● **WHAT YOU ARE ASKED TO DO**
If a record holds a picture, please leave the picture out and copy the rest of the record exactly.

DATA below:

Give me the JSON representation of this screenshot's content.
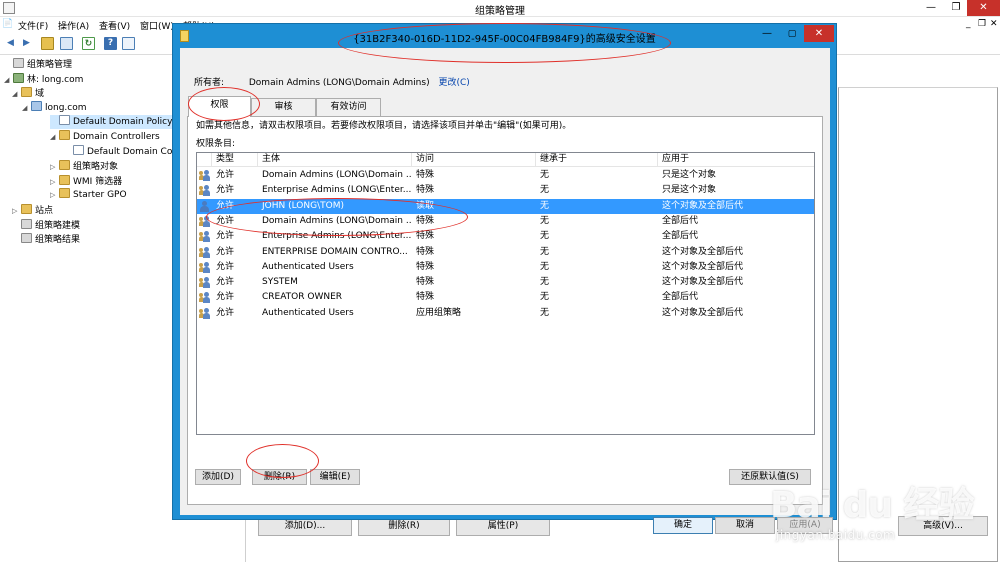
{
  "gpmc": {
    "title": "组策略管理",
    "menu": [
      "文件(F)",
      "操作(A)",
      "查看(V)",
      "窗口(W)",
      "帮助(H)"
    ],
    "tree": [
      {
        "label": "组策略管理",
        "level": 0,
        "arrow": "",
        "icon": "root"
      },
      {
        "label": "林: long.com",
        "level": 0,
        "arrow": "◢",
        "icon": "forest"
      },
      {
        "label": "域",
        "level": 1,
        "arrow": "◢",
        "icon": "folder"
      },
      {
        "label": "long.com",
        "level": 2,
        "arrow": "◢",
        "icon": "domain"
      },
      {
        "label": "Default Domain Policy",
        "level": 3,
        "arrow": "",
        "icon": "gpo",
        "selected": true
      },
      {
        "label": "Domain Controllers",
        "level": 3,
        "arrow": "◢",
        "icon": "folder"
      },
      {
        "label": "Default Domain Con",
        "level": 4,
        "arrow": "",
        "icon": "gpo"
      },
      {
        "label": "组策略对象",
        "level": 3,
        "arrow": "▷",
        "icon": "folder"
      },
      {
        "label": "WMI 筛选器",
        "level": 3,
        "arrow": "▷",
        "icon": "folder"
      },
      {
        "label": "Starter GPO",
        "level": 3,
        "arrow": "▷",
        "icon": "folder"
      },
      {
        "label": "站点",
        "level": 1,
        "arrow": "▷",
        "icon": "folder"
      },
      {
        "label": "组策略建模",
        "level": 1,
        "arrow": "",
        "icon": "root"
      },
      {
        "label": "组策略结果",
        "level": 1,
        "arrow": "",
        "icon": "root"
      }
    ],
    "bottom_buttons": {
      "add": "添加(D)...",
      "remove": "删除(R)",
      "properties": "属性(P)",
      "advanced": "高级(V)..."
    }
  },
  "dialog": {
    "title": "{31B2F340-016D-11D2-945F-00C04FB984F9}的高级安全设置",
    "owner_label": "所有者:",
    "owner_value": "Domain Admins (LONG\\Domain Admins)",
    "owner_change": "更改(C)",
    "tabs": [
      "权限",
      "审核",
      "有效访问"
    ],
    "info_text": "如需其他信息，请双击权限项目。若要修改权限项目，请选择该项目并单击\"编辑\"(如果可用)。",
    "entries_label": "权限条目:",
    "columns": [
      "类型",
      "主体",
      "访问",
      "继承于",
      "应用于"
    ],
    "rows": [
      {
        "type": "允许",
        "principal": "Domain Admins (LONG\\Domain ...",
        "access": "特殊",
        "inherited": "无",
        "applies": "只是这个对象"
      },
      {
        "type": "允许",
        "principal": "Enterprise Admins (LONG\\Enter...",
        "access": "特殊",
        "inherited": "无",
        "applies": "只是这个对象"
      },
      {
        "type": "允许",
        "principal": "JOHN (LONG\\TOM)",
        "access": "读取",
        "inherited": "无",
        "applies": "这个对象及全部后代",
        "selected": true
      },
      {
        "type": "允许",
        "principal": "Domain Admins (LONG\\Domain ...",
        "access": "特殊",
        "inherited": "无",
        "applies": "全部后代"
      },
      {
        "type": "允许",
        "principal": "Enterprise Admins (LONG\\Enter...",
        "access": "特殊",
        "inherited": "无",
        "applies": "全部后代"
      },
      {
        "type": "允许",
        "principal": "ENTERPRISE DOMAIN CONTRO...",
        "access": "特殊",
        "inherited": "无",
        "applies": "这个对象及全部后代"
      },
      {
        "type": "允许",
        "principal": "Authenticated Users",
        "access": "特殊",
        "inherited": "无",
        "applies": "这个对象及全部后代"
      },
      {
        "type": "允许",
        "principal": "SYSTEM",
        "access": "特殊",
        "inherited": "无",
        "applies": "这个对象及全部后代"
      },
      {
        "type": "允许",
        "principal": "CREATOR OWNER",
        "access": "特殊",
        "inherited": "无",
        "applies": "全部后代"
      },
      {
        "type": "允许",
        "principal": "Authenticated Users",
        "access": "应用组策略",
        "inherited": "无",
        "applies": "这个对象及全部后代"
      }
    ],
    "buttons": {
      "add": "添加(D)",
      "remove": "删除(R)",
      "edit": "编辑(E)",
      "restore": "还原默认值(S)",
      "ok": "确定",
      "cancel": "取消",
      "apply": "应用(A)"
    }
  },
  "watermark": {
    "logo": "Bai du 经验",
    "url": "jingyan.baidu.com"
  },
  "colors": {
    "dialog_frame": "#1e8fd4",
    "selection": "#3399ff",
    "close_button": "#c7312a",
    "annotation": "#e0302a"
  }
}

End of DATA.

● **SOLUTION**
Give me the JSON representation of this screenshot's content.
{
  "gpmc": {
    "title": "组策略管理",
    "menu": [
      "文件(F)",
      "操作(A)",
      "查看(V)",
      "窗口(W)",
      "帮助(H)"
    ],
    "tree": [
      {
        "label": "组策略管理",
        "level": 0,
        "arrow": "",
        "icon": "root"
      },
      {
        "label": "林: long.com",
        "level": 0,
        "arrow": "◢",
        "icon": "forest"
      },
      {
        "label": "域",
        "level": 1,
        "arrow": "◢",
        "icon": "folder"
      },
      {
        "label": "long.com",
        "level": 2,
        "arrow": "◢",
        "icon": "domain"
      },
      {
        "label": "Default Domain Policy",
        "level": 3,
        "arrow": "",
        "icon": "gpo",
        "selected": true
      },
      {
        "label": "Domain Controllers",
        "level": 3,
        "arrow": "◢",
        "icon": "folder"
      },
      {
        "label": "Default Domain Con",
        "level": 4,
        "arrow": "",
        "icon": "gpo"
      },
      {
        "label": "组策略对象",
        "level": 3,
        "arrow": "▷",
        "icon": "folder"
      },
      {
        "label": "WMI 筛选器",
        "level": 3,
        "arrow": "▷",
        "icon": "folder"
      },
      {
        "label": "Starter GPO",
        "level": 3,
        "arrow": "▷",
        "icon": "folder"
      },
      {
        "label": "站点",
        "level": 1,
        "arrow": "▷",
        "icon": "folder"
      },
      {
        "label": "组策略建模",
        "level": 1,
        "arrow": "",
        "icon": "root"
      },
      {
        "label": "组策略结果",
        "level": 1,
        "arrow": "",
        "icon": "root"
      }
    ],
    "bottom_buttons": {
      "add": "添加(D)...",
      "remove": "删除(R)",
      "properties": "属性(P)",
      "advanced": "高级(V)..."
    }
  },
  "dialog": {
    "title": "{31B2F340-016D-11D2-945F-00C04FB984F9}的高级安全设置",
    "owner_label": "所有者:",
    "owner_value": "Domain Admins (LONG\\Domain Admins)",
    "owner_change": "更改(C)",
    "tabs": [
      "权限",
      "审核",
      "有效访问"
    ],
    "info_text": "如需其他信息，请双击权限项目。若要修改权限项目，请选择该项目并单击\"编辑\"(如果可用)。",
    "entries_label": "权限条目:",
    "columns": [
      "类型",
      "主体",
      "访问",
      "继承于",
      "应用于"
    ],
    "rows": [
      {
        "type": "允许",
        "principal": "Domain Admins (LONG\\Domain ...",
        "access": "特殊",
        "inherited": "无",
        "applies": "只是这个对象"
      },
      {
        "type": "允许",
        "principal": "Enterprise Admins (LONG\\Enter...",
        "access": "特殊",
        "inherited": "无",
        "applies": "只是这个对象"
      },
      {
        "type": "允许",
        "principal": "JOHN (LONG\\TOM)",
        "access": "读取",
        "inherited": "无",
        "applies": "这个对象及全部后代",
        "selected": true
      },
      {
        "type": "允许",
        "principal": "Domain Admins (LONG\\Domain ...",
        "access": "特殊",
        "inherited": "无",
        "applies": "全部后代"
      },
      {
        "type": "允许",
        "principal": "Enterprise Admins (LONG\\Enter...",
        "access": "特殊",
        "inherited": "无",
        "applies": "全部后代"
      },
      {
        "type": "允许",
        "principal": "ENTERPRISE DOMAIN CONTRO...",
        "access": "特殊",
        "inherited": "无",
        "applies": "这个对象及全部后代"
      },
      {
        "type": "允许",
        "principal": "Authenticated Users",
        "access": "特殊",
        "inherited": "无",
        "applies": "这个对象及全部后代"
      },
      {
        "type": "允许",
        "principal": "SYSTEM",
        "access": "特殊",
        "inherited": "无",
        "applies": "这个对象及全部后代"
      },
      {
        "type": "允许",
        "principal": "CREATOR OWNER",
        "access": "特殊",
        "inherited": "无",
        "applies": "全部后代"
      },
      {
        "type": "允许",
        "principal": "Authenticated Users",
        "access": "应用组策略",
        "inherited": "无",
        "applies": "这个对象及全部后代"
      }
    ],
    "buttons": {
      "add": "添加(D)",
      "remove": "删除(R)",
      "edit": "编辑(E)",
      "restore": "还原默认值(S)",
      "ok": "确定",
      "cancel": "取消",
      "apply": "应用(A)"
    }
  },
  "watermark": {
    "logo": "Bai du 经验",
    "url": "jingyan.baidu.com"
  },
  "colors": {
    "dialog_frame": "#1e8fd4",
    "selection": "#3399ff",
    "close_button": "#c7312a",
    "annotation": "#e0302a"
  }
}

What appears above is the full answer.